This is turning into a bit of a book and I havent even written about the Ancient City of Balkh which we visited today.
Im going to play scrabble with Neer- not much to do in the evenings here as its not safe to go out. Haven't found any bars open either!
Yesterday afternoon we drove around the city- its strange as it doesnt feel like a city in parts, more like lots of villiages together. Its spread out amongst mountains and there are houses all around the hills. The roads are variable and mostly potholed and strewed with various rubble. Driving is suitably scary particularly as no seat belts are allowed. No seriously.. they actually dont allow you to put them on as it makes you look like a forgeiner. Khalid (Zahra's husband) has a big 4 by 4 and it beeps unless your belt is on but they have cut the strap and permenantly plugged it in to fool it!!
Im sure my white face and blue eyes give away my westerner status and the seatbelt isnt going to save that.
We went to see Kabul Golf Course- which is the saddest looking golf course I have ever seen. Thats not saying much as Im not a big golfer but the only sign that it is a golf course is a big sign saying so and bright yellow flags surrounded by mud, not a blade of grass in site. I even saw some brave golfers trying to hit a ball around this mess. The whole place is a bit of a joke really amongst both westerners and locals but it seems sad to me.
We had a quick trip up the telephone mast mountain to watch to sunset. Absolutely stunning. Its very cold here and there is snow on some of the hills.
John and Neer- are enjoying themselves too. John really liked the bombed out old Kings Palace which we went to see today. Its a shell of a palace really. Its been shoot at so many times its more of a seive. Whole floors were destroyed by the bombs. It must have been grand in its day as it sits on a hill and overlooks the city with its four floors and huge pillars.
The remaining walls have graffati - some farsi, some arabic, some english and even some spanish. "Estuvo Aqui 2001"- a reminder of the invasion/liveration/occupation nearly 10 years ago.
As we were being given a tour by a soldier we heard mortars in the distance. We all looked worried for a second. It was the Afghan army practising but gave a tragic realism to the situation.
Right opposite this desolate palace is the Afghan National Museum. It was ransacked during the Taliban time and the majority of the articfacts are now overseas. It was interesting though and I especially enjoyed the old lady who frisked/tickled me on the way in and out.. hehe.
Theres much more to tell. But im going now. Im heading to a northern city- Maazar-e-Sharif with John, Neer, Ramin, Zahra and Khalid tomorrow.
I finally arrived in Kabul. A slightly dodgy (?ex-russian) airline brought us in at 5 am to the airport. I had a few moments of "What on earth am I doing here?" when all the people on the plane looked as if we were crazy but since arriving everyone I have met has been absolutely lovely.
The airport has lots of security but little else.
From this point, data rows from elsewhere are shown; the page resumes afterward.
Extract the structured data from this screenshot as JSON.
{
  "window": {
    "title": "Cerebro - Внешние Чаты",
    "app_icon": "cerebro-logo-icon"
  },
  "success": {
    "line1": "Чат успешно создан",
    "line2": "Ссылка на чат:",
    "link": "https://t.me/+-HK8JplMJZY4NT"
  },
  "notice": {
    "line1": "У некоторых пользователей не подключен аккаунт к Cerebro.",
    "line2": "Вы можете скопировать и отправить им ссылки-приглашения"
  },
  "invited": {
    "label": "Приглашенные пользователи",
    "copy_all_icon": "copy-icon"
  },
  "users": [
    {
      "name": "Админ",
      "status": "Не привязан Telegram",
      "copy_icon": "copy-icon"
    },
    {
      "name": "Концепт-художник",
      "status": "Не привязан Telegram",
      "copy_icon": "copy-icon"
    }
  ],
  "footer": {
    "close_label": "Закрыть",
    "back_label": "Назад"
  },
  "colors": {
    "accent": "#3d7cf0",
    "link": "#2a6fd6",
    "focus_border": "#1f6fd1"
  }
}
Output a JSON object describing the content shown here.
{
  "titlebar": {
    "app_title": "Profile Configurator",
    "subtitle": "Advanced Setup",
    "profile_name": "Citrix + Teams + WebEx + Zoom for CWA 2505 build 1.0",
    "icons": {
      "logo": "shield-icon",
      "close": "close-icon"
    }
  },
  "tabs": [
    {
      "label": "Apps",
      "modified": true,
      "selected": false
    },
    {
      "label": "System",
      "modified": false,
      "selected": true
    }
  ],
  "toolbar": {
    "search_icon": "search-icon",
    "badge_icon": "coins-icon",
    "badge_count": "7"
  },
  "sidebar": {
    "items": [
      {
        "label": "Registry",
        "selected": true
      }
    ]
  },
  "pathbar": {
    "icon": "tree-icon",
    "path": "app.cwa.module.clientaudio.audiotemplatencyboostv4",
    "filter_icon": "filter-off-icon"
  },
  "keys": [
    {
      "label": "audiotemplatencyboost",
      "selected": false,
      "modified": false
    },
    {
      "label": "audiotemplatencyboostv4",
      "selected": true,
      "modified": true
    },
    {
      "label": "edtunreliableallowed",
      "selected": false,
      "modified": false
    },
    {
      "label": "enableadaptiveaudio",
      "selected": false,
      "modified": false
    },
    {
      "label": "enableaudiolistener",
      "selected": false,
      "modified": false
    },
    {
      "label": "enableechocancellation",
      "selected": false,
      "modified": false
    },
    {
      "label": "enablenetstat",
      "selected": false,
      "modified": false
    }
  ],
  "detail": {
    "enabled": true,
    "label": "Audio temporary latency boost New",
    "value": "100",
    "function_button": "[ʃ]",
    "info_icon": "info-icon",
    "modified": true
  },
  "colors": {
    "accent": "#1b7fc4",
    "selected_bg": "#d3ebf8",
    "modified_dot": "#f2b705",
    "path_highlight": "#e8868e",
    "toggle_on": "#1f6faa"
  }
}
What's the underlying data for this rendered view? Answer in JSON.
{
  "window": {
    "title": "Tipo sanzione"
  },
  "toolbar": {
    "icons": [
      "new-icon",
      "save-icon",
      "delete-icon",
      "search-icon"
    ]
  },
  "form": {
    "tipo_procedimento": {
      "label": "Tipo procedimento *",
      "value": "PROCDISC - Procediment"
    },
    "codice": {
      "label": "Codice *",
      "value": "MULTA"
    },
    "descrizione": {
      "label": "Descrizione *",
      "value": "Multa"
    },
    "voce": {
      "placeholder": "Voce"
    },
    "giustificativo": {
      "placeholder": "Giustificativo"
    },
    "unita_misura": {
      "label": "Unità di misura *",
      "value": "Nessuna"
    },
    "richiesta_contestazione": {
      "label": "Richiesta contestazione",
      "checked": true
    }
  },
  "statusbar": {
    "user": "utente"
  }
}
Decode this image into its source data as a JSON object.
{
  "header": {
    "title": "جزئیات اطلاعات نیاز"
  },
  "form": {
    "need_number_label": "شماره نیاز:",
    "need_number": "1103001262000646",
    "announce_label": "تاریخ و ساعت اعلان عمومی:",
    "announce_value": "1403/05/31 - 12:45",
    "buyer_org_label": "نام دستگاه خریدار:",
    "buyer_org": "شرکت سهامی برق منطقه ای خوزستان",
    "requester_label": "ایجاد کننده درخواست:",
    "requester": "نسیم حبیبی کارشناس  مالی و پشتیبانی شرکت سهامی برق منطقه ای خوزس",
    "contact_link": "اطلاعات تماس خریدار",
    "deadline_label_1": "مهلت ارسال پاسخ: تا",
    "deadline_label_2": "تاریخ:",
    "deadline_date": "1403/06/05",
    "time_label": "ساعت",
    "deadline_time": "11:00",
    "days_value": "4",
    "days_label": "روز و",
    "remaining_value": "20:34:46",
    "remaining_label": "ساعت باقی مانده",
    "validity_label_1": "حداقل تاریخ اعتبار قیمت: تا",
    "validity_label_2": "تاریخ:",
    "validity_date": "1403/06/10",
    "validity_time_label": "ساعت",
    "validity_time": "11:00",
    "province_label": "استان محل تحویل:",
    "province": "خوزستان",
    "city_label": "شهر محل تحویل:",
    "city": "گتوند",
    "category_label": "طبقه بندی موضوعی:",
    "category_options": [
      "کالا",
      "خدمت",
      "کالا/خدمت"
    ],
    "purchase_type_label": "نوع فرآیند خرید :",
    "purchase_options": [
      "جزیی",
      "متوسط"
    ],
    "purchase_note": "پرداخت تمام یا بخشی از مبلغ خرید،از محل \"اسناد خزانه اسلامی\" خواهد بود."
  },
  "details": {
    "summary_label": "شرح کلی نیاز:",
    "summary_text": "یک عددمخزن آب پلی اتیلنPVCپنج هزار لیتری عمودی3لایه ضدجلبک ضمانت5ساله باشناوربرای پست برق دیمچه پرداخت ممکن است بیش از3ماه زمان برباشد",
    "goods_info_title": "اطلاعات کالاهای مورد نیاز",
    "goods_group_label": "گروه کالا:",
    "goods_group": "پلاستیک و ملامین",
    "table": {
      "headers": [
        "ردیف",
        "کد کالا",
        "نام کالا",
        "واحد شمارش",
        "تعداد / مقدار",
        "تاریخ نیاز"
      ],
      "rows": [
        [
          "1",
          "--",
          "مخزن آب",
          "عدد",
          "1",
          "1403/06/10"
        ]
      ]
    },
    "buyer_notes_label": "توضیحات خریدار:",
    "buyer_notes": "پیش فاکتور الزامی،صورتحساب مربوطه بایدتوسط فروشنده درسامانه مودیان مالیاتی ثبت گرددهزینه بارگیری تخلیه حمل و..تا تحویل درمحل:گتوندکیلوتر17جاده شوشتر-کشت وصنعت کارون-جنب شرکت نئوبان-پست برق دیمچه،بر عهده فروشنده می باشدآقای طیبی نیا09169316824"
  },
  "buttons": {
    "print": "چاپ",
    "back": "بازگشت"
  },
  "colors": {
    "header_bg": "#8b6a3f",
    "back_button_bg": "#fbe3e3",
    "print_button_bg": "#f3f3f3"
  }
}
There is a guy who gives driving instructions to the pilot to help him park his plane by running around the runway with a bright yellow jacket whilst waving what look like bike lights! I was just glad to be on the ground.
The first smell of a place means a lot to me. I love the smell of India- its mix of spice, sweat, heat and so much more. Here the air is dry, cold and dusty. Kabul is exactly that at the moment but Zahra say in the summer its warm and has lovely balmy evenings.
Ill write more soon. Tell you more about what i have been up to.